They interact with transcription factors and RNA
polymerase to
activate

or
enhance
transcription of a gene



Examples include certain hormones

Repressors



A
repressor

is a
DNA
-
binding protein
that regulates the
expression of one or
more genes by
decreasing

the rate
of transcription



Repressors bind
within

the promoter,
preventing

RNA
polymerase from binding



Identifying promoters, enhancer sequences, and
transcription factors is important for making biotech products!

Quick Review

1.
What is the mark of gene expression?

2.
What cues may turn genes on or off?

3.
Define promoter and name 2 regions of
eukaryotic promoters.

4.
Define transcription factor.

5.
Define enhancer.

6.
Define activator.

7.
Define repressor.

Prokaryotic Regulation



Studying bacterial regulation of genes is very
important for many biotechnology
applications
.



Many bacterial genes are organized in arrangements
called
operons
.

Operons



Operons

are clusters of
several
related genes

that are
located together and
controlled by a single
promoter.



Many genes controlling
nutrient metabolism

by
bacteria are organized as
operons.

lac operon



Classic example

of gene regulation =
lac

operon



Consists of 3 genes:



lac z

(encodes ß
-
galactosid
ase
)



lac y

(encodes perme
ase
)



lac a

(encodes acetyl
ase
)



These 3 enzymes are necessary for transport &
breakdown of lactose (important energy source) by
bacterial cells.

lac operon basics



lac for lactose!

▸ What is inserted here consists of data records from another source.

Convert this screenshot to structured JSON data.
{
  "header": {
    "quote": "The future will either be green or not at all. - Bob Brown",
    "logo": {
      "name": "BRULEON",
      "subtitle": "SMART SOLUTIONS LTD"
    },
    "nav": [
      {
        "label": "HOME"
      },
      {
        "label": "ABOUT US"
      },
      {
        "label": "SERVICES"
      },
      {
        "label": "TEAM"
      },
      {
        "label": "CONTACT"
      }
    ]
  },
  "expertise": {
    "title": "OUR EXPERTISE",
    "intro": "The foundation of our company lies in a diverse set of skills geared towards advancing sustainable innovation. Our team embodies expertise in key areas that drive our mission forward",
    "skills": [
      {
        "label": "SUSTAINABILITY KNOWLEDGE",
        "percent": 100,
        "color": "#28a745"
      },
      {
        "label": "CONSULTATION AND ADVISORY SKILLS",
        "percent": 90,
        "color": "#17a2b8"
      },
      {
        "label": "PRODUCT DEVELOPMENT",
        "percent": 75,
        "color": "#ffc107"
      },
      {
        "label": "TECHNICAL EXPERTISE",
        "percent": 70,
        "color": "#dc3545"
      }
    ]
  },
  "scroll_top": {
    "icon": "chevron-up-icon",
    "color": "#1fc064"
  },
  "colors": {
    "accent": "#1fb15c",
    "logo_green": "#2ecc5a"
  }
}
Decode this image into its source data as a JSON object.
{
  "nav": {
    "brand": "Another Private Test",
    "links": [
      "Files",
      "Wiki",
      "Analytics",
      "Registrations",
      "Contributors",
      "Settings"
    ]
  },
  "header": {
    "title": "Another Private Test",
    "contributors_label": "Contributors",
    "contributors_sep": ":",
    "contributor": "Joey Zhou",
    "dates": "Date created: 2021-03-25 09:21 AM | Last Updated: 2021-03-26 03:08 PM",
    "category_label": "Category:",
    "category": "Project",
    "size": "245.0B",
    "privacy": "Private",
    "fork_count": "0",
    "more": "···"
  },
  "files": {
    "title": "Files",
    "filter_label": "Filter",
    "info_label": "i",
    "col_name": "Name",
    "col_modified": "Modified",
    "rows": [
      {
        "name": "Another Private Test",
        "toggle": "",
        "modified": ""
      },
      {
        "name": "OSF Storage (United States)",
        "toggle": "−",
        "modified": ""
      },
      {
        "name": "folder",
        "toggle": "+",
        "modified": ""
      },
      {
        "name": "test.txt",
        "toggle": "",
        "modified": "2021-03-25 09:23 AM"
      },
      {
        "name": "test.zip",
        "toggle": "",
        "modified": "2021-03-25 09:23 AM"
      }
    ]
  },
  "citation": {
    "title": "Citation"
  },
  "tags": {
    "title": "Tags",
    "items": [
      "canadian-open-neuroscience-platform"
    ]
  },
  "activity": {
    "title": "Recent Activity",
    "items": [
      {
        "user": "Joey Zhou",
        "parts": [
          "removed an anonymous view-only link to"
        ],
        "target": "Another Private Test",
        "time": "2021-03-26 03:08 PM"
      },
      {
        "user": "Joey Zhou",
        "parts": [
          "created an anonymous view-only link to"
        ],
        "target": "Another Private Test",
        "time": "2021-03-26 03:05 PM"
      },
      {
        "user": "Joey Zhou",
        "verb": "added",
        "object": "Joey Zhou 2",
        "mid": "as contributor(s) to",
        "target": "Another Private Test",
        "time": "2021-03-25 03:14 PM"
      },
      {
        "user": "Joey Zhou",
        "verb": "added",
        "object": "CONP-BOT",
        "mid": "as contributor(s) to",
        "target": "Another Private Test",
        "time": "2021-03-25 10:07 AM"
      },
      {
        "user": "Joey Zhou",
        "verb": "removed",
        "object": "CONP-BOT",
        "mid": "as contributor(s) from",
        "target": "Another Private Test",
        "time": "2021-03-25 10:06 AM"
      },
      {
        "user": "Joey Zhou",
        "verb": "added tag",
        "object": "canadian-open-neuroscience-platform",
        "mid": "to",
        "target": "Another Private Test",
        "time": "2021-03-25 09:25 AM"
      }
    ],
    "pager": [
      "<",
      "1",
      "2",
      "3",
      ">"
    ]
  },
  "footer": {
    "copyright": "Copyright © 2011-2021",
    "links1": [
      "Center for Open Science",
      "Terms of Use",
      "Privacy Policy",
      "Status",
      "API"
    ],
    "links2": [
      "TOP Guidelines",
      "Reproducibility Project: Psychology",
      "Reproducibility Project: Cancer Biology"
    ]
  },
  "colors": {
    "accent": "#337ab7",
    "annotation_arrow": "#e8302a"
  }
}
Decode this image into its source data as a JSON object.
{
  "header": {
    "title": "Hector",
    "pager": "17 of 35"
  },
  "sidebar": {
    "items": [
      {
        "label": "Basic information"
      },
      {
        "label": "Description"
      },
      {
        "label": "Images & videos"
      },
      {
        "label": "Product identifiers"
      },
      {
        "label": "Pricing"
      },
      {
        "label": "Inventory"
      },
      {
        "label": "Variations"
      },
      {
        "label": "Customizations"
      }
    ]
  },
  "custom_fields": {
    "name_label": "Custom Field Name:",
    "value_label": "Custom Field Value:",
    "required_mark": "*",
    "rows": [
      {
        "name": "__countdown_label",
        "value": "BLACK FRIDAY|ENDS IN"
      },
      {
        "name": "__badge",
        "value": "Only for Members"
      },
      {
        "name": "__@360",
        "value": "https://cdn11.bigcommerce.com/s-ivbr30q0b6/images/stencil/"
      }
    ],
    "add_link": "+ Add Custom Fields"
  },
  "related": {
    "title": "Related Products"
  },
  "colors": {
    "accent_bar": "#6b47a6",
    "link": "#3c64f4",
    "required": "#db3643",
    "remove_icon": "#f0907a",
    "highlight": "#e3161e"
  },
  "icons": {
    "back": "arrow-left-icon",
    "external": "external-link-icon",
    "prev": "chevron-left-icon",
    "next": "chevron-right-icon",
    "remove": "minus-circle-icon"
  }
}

Lactose is transported into the
cell using
permease



Lactose is degraded into
glucose + galactose by the
enzyme
ß
-
galactosidase



The function of
acetylase

is not
clear (protection possibly?)

lac operon (on)

lac operon in absence of lactose



Lac operon regulated by protein
lac

repressor
(encoded by
lac i

gene
-

a
regulator gene upstream of operon).



Repressor protein binds to
operator




An
operator

is a segment of DNA that
regulates the activity of the structural genes of
an operon that it is linked to, by interacting with
a specific repressor or activator.



Blocks RNA polymerase from binding to promoter



Blocks transcription of z, y, a genes

lac operon (off)

Inducible Operon



Bacteria grown with lactose; sugars are
inducers

(stimulate transcription by
disabling repressor protein)



Lactose binds to lac repressor (changing
its shape; thus, preventing binding of
repressor to operator)




RNA polymerase binds to promoter to stimulate
transcription of the operon.



This is called an
inducible operon
. (Enzymes needed
when nutrient is present)
animation

Trp operon



trp for tryptophan, an amino
acid (pictured right)



Produces 5 enzymes that
are part of an
anabolic

pathway for the synthesis of
tryptophan (amino acid
pictured above).



Regulator gene codes for
inactive
repressor (enzymes
ordinarily made).

Repressible operon



In presence of tryptophan, the
enzymes are not needed



Tryptophan binds to repressor
(changes shape & is now able to
attach to operator & genes are
not

expressed)



Hence, tryptophan is called a
corepressor
.



This is an example of a
repressible operon

(enzymes
needed when nutrient is not present).



trp operon
animation

Trp operon